Print the data exactly as written, line for line, and leave its pictures behind.

-=-=-=-=-

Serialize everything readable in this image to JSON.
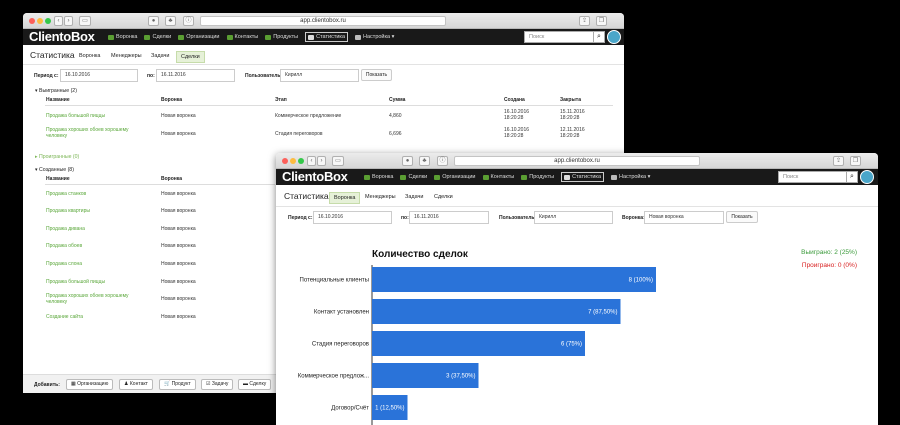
{
  "browser": {
    "url": "app.clientobox.ru"
  },
  "app": {
    "logo": "ClientoBox",
    "nav": [
      "Воронка",
      "Сделки",
      "Организации",
      "Контакты",
      "Продукты",
      "Статистика",
      "Настройка"
    ],
    "search_placeholder": "Поиск",
    "page_title": "Статистика"
  },
  "back": {
    "tabs": [
      "Воронка",
      "Менеджеры",
      "Задачи",
      "Сделки"
    ],
    "filter": {
      "period_from_label": "Период с:",
      "from_value": "16.10.2016",
      "to_label": "по:",
      "to_value": "16.11.2016",
      "user_label": "Пользователь:",
      "user_value": "Кирилл",
      "show_label": "Показать"
    },
    "won": {
      "title": "Выигранные (2)",
      "headers": [
        "Название",
        "Воронка",
        "Этап",
        "Сумма",
        "Создана",
        "Закрыта"
      ],
      "rows": [
        {
          "name": "Продажа большой пиццы",
          "funnel": "Новая воронка",
          "stage": "Коммерческое предложение",
          "sum": "4,860",
          "created": "16.10.2016 18:20:28",
          "closed": "15.11.2016 18:20:28"
        },
        {
          "name": "Продажа хороших обоев хорошему человеку",
          "funnel": "Новая воронка",
          "stage": "Стадия переговоров",
          "sum": "6,696",
          "created": "16.10.2016 18:20:28",
          "closed": "12.11.2016 18:20:28"
        }
      ]
    },
    "lost_title": "Проигранные (0)",
    "created": {
      "title": "Созданные (8)",
      "headers": [
        "Название",
        "Воронка"
      ],
      "rows": [
        {
          "name": "Продажа станков",
          "funnel": "Новая воронка"
        },
        {
          "name": "Продажа квартиры",
          "funnel": "Новая воронка"
        },
        {
          "name": "Продажа дивана",
          "funnel": "Новая воронка"
        },
        {
          "name": "Продажа обоев",
          "funnel": "Новая воронка"
        },
        {
          "name": "Продажа слона",
          "funnel": "Новая воронка"
        },
        {
          "name": "Продажа большой пиццы",
          "funnel": "Новая воронка"
        },
        {
          "name": "Продажа хороших обоев хорошему человеку",
          "funnel": "Новая воронка"
        },
        {
          "name": "Создание сайта",
          "funnel": "Новая воронка"
        }
      ]
    },
    "footer": {
      "add_label": "Добавить:",
      "buttons": [
        "Организацию",
        "Контакт",
        "Продукт",
        "Задачу",
        "Сделку"
      ]
    }
  },
  "front": {
    "tabs": [
      "Воронка",
      "Менеджеры",
      "Задачи",
      "Сделки"
    ],
    "filter": {
      "period_from_label": "Период с:",
      "from_value": "16.10.2016",
      "to_label": "по:",
      "to_value": "16.11.2016",
      "user_label": "Пользователь:",
      "user_value": "Кирилл",
      "funnel_label": "Воронка:",
      "funnel_value": "Новая воронка",
      "show_label": "Показать"
    },
    "won_summary": "Выиграно: 2 (25%)",
    "lost_summary": "Проиграно: 0 (0%)"
  },
  "colors": {
    "bar": "#2a73d9",
    "won": "#3a9a3a",
    "lost": "#d82020",
    "link": "#5aa73a"
  },
  "chart_data": {
    "type": "bar",
    "orientation": "horizontal",
    "title": "Количество сделок",
    "categories": [
      "Потенциальные клиенты",
      "Контакт установлен",
      "Стадия переговоров",
      "Коммерческое предлож...",
      "Договор/Счёт"
    ],
    "values": [
      8,
      7,
      6,
      3,
      1
    ],
    "labels": [
      "8 (100%)",
      "7 (87,50%)",
      "6 (75%)",
      "3 (37,50%)",
      "1 (12,50%)"
    ],
    "xlim": [
      0,
      8
    ]
  }
}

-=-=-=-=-

• ANSWER SPACE
Serialize everything readable in this image to JSON.
{
  "browser": {
    "url": "app.clientobox.ru"
  },
  "app": {
    "logo": "ClientoBox",
    "nav": [
      "Воронка",
      "Сделки",
      "Организации",
      "Контакты",
      "Продукты",
      "Статистика",
      "Настройка"
    ],
    "search_placeholder": "Поиск",
    "page_title": "Статистика"
  },
  "back": {
    "tabs": [
      "Воронка",
      "Менеджеры",
      "Задачи",
      "Сделки"
    ],
    "filter": {
      "period_from_label": "Период с:",
      "from_value": "16.10.2016",
      "to_label": "по:",
      "to_value": "16.11.2016",
      "user_label": "Пользователь:",
      "user_value": "Кирилл",
      "show_label": "Показать"
    },
    "won": {
      "title": "Выигранные (2)",
      "headers": [
        "Название",
        "Воронка",
        "Этап",
        "Сумма",
        "Создана",
        "Закрыта"
      ],
      "rows": [
        {
          "name": "Продажа большой пиццы",
          "funnel": "Новая воронка",
          "stage": "Коммерческое предложение",
          "sum": "4,860",
          "created": "16.10.2016 18:20:28",
          "closed": "15.11.2016 18:20:28"
        },
        {
          "name": "Продажа хороших обоев хорошему человеку",
          "funnel": "Новая воронка",
          "stage": "Стадия переговоров",
          "sum": "6,696",
          "created": "16.10.2016 18:20:28",
          "closed": "12.11.2016 18:20:28"
        }
      ]
    },
    "lost_title": "Проигранные (0)",
    "created": {
      "title": "Созданные (8)",
      "headers": [
        "Название",
        "Воронка"
      ],
      "rows": [
        {
          "name": "Продажа станков",
          "funnel": "Новая воронка"
        },
        {
          "name": "Продажа квартиры",
          "funnel": "Новая воронка"
        },
        {
          "name": "Продажа дивана",
          "funnel": "Новая воронка"
        },
        {
          "name": "Продажа обоев",
          "funnel": "Новая воронка"
        },
        {
          "name": "Продажа слона",
          "funnel": "Новая воронка"
        },
        {
          "name": "Продажа большой пиццы",
          "funnel": "Новая воронка"
        },
        {
          "name": "Продажа хороших обоев хорошему человеку",
          "funnel": "Новая воронка"
        },
        {
          "name": "Создание сайта",
          "funnel": "Новая воронка"
        }
      ]
    },
    "footer": {
      "add_label": "Добавить:",
      "buttons": [
        "Организацию",
        "Контакт",
        "Продукт",
        "Задачу",
        "Сделку"
      ]
    }
  },
  "front": {
    "tabs": [
      "Воронка",
      "Менеджеры",
      "Задачи",
      "Сделки"
    ],
    "filter": {
      "period_from_label": "Период с:",
      "from_value": "16.10.2016",
      "to_label": "по:",
      "to_value": "16.11.2016",
      "user_label": "Пользователь:",
      "user_value": "Кирилл",
      "funnel_label": "Воронка:",
      "funnel_value": "Новая воронка",
      "show_label": "Показать"
    },
    "won_summary": "Выиграно: 2 (25%)",
    "lost_summary": "Проиграно: 0 (0%)"
  },
  "colors": {
    "bar": "#2a73d9",
    "won": "#3a9a3a",
    "lost": "#d82020",
    "link": "#5aa73a"
  },
  "chart_data": {
    "type": "bar",
    "orientation": "horizontal",
    "title": "Количество сделок",
    "categories": [
      "Потенциальные клиенты",
      "Контакт установлен",
      "Стадия переговоров",
      "Коммерческое предлож...",
      "Договор/Счёт"
    ],
    "values": [
      8,
      7,
      6,
      3,
      1
    ],
    "labels": [
      "8 (100%)",
      "7 (87,50%)",
      "6 (75%)",
      "3 (37,50%)",
      "1 (12,50%)"
    ],
    "xlim": [
      0,
      8
    ]
  }
}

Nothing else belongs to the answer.